Creating a JMP 12 Recode script from a Lookup Table containing original and new values
I recently used a JMP add-in I wrote to import my complete set of BodyMedia FIT food log data files, including data from Dec. 21, 2010, through the last day I logged my meals in that software on March 29, 2015. My final data table contained 39,942 rows of food items names. When combined with the 60 days (1,551 rows) of data from my MyFitnessPal food log I have been keeping since I switched devices from BodyMedia to a FitBit Charge HR late last March, I have nearly 41,000 rows of food log data!
One essential step in my data preparation process for this data table has been to clean up the food item names by consolidating similar items under a single value. Without this cleanup step, I end up with lots of unique item names that really represent the same food item. For example, I ate a variety of different dark chocolates, and indicated the correct brand names where available, but often had to substitute as many specific items were not available in the BodyMedia database. This made exact names even less meaningful, so I felt it made sense to aggregate all varieties under a single name (“Candy Bar, Dark Chocolate”).
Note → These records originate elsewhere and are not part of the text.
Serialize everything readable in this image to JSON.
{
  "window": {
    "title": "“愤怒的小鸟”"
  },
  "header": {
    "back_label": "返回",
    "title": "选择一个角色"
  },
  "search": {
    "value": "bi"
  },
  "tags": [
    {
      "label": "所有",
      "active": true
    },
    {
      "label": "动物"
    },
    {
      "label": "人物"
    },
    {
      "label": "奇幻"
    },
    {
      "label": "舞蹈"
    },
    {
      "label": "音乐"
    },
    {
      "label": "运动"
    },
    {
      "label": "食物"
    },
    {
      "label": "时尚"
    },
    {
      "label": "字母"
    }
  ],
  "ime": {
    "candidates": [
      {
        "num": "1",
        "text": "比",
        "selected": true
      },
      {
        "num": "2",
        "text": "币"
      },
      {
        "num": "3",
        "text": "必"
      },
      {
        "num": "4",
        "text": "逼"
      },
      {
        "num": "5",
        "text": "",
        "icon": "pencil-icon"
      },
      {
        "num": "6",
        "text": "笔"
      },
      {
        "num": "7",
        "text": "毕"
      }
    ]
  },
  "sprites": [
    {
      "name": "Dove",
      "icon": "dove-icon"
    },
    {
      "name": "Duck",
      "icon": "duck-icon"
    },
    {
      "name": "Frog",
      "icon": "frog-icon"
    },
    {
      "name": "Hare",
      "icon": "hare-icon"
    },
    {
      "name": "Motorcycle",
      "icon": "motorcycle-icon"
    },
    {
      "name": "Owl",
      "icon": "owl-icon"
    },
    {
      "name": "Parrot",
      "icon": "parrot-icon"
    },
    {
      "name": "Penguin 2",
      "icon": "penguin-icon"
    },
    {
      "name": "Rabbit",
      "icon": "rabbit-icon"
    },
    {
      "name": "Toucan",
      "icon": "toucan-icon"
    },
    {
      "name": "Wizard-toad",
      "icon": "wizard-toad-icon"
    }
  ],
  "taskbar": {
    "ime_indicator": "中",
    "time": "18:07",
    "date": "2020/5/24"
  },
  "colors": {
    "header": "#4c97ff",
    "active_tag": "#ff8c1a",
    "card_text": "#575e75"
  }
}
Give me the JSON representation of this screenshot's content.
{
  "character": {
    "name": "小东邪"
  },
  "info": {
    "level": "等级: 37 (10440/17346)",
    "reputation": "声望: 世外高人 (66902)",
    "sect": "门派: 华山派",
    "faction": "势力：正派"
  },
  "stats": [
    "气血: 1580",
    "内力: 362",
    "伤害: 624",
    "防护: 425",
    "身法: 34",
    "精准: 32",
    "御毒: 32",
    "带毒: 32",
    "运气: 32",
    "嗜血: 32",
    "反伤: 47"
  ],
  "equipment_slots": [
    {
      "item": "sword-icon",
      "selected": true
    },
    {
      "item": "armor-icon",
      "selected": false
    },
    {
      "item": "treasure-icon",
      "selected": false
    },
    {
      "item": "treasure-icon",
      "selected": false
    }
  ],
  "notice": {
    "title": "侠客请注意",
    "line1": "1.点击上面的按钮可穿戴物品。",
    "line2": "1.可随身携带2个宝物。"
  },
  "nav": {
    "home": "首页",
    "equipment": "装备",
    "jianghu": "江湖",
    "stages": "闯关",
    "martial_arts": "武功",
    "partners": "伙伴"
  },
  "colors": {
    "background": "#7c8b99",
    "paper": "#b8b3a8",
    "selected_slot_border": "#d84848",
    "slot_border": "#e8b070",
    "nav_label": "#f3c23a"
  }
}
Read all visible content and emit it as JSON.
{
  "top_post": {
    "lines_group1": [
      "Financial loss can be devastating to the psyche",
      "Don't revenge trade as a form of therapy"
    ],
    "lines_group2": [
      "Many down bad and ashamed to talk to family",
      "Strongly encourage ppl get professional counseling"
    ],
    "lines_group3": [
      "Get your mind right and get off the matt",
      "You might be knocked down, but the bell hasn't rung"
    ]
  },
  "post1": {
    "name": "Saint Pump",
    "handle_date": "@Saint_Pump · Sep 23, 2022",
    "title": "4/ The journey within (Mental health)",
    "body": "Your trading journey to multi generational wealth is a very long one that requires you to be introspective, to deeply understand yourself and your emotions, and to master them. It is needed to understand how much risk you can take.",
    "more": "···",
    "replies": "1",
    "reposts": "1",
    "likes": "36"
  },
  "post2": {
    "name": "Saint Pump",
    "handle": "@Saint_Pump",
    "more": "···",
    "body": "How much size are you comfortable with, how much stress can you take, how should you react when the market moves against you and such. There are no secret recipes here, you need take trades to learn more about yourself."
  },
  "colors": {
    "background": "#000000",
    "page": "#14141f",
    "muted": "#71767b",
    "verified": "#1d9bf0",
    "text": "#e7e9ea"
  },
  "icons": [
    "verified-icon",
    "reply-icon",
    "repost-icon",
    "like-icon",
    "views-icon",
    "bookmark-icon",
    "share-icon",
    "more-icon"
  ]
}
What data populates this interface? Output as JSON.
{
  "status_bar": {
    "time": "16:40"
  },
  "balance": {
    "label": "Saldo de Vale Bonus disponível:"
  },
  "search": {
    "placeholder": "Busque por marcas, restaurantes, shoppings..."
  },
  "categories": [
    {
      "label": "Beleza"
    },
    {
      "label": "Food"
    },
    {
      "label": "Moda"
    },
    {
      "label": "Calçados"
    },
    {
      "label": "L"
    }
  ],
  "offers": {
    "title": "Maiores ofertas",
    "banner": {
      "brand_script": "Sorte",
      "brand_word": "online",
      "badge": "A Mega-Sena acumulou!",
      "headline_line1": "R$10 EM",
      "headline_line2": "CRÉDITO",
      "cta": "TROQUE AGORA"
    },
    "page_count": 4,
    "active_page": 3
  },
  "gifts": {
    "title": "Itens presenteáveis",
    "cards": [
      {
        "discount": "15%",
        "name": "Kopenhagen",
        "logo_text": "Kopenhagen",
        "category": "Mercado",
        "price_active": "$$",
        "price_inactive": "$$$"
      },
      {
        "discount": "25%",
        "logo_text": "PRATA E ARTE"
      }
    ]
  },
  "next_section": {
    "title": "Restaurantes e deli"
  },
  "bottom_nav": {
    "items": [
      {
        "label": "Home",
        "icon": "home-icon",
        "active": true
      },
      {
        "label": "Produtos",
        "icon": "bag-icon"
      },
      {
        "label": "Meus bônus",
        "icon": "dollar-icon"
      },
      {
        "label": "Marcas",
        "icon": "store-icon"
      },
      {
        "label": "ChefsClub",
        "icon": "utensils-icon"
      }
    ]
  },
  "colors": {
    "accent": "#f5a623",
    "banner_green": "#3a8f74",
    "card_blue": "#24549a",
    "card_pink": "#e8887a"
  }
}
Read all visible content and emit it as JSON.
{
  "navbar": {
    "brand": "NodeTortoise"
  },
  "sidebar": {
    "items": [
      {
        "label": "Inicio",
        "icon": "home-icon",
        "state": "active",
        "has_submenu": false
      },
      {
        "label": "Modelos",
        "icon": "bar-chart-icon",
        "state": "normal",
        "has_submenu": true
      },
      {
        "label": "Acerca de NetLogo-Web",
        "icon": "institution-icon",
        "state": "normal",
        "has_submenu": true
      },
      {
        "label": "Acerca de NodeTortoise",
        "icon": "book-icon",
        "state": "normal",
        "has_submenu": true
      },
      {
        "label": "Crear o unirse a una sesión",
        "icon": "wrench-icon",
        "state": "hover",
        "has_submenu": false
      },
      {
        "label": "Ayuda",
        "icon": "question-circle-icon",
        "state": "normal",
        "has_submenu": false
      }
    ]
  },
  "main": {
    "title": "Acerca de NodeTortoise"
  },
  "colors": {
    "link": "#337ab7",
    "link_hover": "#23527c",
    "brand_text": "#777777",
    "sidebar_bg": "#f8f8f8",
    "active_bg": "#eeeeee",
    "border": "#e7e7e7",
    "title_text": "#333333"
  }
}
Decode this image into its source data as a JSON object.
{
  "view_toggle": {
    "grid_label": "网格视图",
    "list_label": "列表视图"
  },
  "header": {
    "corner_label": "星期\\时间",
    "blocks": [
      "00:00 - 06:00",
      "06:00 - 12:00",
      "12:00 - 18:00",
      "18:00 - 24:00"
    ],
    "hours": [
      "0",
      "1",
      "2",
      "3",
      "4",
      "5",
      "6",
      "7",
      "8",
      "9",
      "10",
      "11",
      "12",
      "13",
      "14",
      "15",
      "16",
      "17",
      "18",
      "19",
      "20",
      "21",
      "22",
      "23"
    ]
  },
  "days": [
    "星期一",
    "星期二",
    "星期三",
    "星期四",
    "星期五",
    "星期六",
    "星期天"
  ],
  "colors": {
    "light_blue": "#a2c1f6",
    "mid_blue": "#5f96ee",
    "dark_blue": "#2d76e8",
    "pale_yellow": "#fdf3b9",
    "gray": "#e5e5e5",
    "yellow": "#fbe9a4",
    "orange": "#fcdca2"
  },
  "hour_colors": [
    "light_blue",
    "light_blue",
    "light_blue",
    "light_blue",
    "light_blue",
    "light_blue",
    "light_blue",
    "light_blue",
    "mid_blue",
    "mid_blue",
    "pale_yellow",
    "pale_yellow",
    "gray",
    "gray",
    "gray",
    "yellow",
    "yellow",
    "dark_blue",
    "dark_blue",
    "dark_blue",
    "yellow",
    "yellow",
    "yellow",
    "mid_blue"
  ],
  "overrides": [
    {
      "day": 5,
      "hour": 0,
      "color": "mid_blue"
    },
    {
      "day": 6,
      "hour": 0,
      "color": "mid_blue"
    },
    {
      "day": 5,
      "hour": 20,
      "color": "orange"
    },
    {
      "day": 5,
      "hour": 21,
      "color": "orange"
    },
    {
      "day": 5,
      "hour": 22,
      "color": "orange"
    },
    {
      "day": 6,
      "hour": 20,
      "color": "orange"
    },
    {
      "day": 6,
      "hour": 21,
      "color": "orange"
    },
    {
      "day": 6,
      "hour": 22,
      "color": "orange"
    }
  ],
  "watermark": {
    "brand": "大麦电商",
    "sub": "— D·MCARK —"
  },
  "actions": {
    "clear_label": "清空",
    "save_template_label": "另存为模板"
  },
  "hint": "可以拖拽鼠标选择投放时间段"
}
I cleaned up the food log data table that I had presented at Discovery Summit last fall using the Recode platform in an early adopter install of JMP 12. At the time, Recode lacked the new Save/Load Script options that I now rely on for all my data cleanup projects. Instead, I recoded my items and created a lookup table that listed the original and recoded names for each unique item that appeared in my food log. I updated this lookup table each time I added new items to my food log. A section of my lookup table is shown below.
Before I left to attend the QS15 conference in San Francisco last month, I took advantage of JMP formula columns to create a script that could be reloaded into the Recode dialog to recapture my item groupings so that I could update them. This made it simple to recode new food item names and save the updated script in case I needed to tweak my work in the future.
Since I found this script creation trick so useful, I thought I would share it. If you have used a similar lookup table approach in the past, you may be thinking it would be a lot of work to recreate your approach in Recode. Using this example, you too can transition from a lookup table to a JMP 12 Recode script that you can reload in the Recode dialog and update to accommodate new data. In the end, you can easily recreate a new version of your lookup table from your final data table containing the original and recoded values.
I needed to structure my script to be identical to a standard Recode script, so I opened one I had saved for a related project. To save a sample Recode script, you can create some groups in an open Recode dialog window, then click on the platform’s red triangle and choose Script > Save to File.
I opened the JSL file containing the Recode script, and observed that it began with a call to begin updating the table, and a set of match statements that paired the original item name with the recoded name.
At the end of the script, it included the column name and end to the data update.
To fill in the list of paired original and recoded names that fell between the beginning and ending sections, I created a new formula column in my lookup table containing quoted versions of the original item name and the recoded item name.
I copied and pasted the formula column into a script window, and then added the correct statements and variable names at the top and bottom of the script.
When I reloaded it in the Recode dialog, my script created groupings like this:
I could then add to existing groups, make new ones or edit the representative group names. I used a similar approach to create a version of my script for recoding items into food groupings, since I had included food groups in my lookup table and wanted to group my new items.
One gotcha I encountered was that one food item name included a double quote character (“) that I had to replace so that it didn’t interfere with the quoted strings of the item names.
I hope you'll try out the JMP 12 Recode platform if you haven't already. Whether you are starting a new project or converting an old one to use the platform, I think you will be pleased!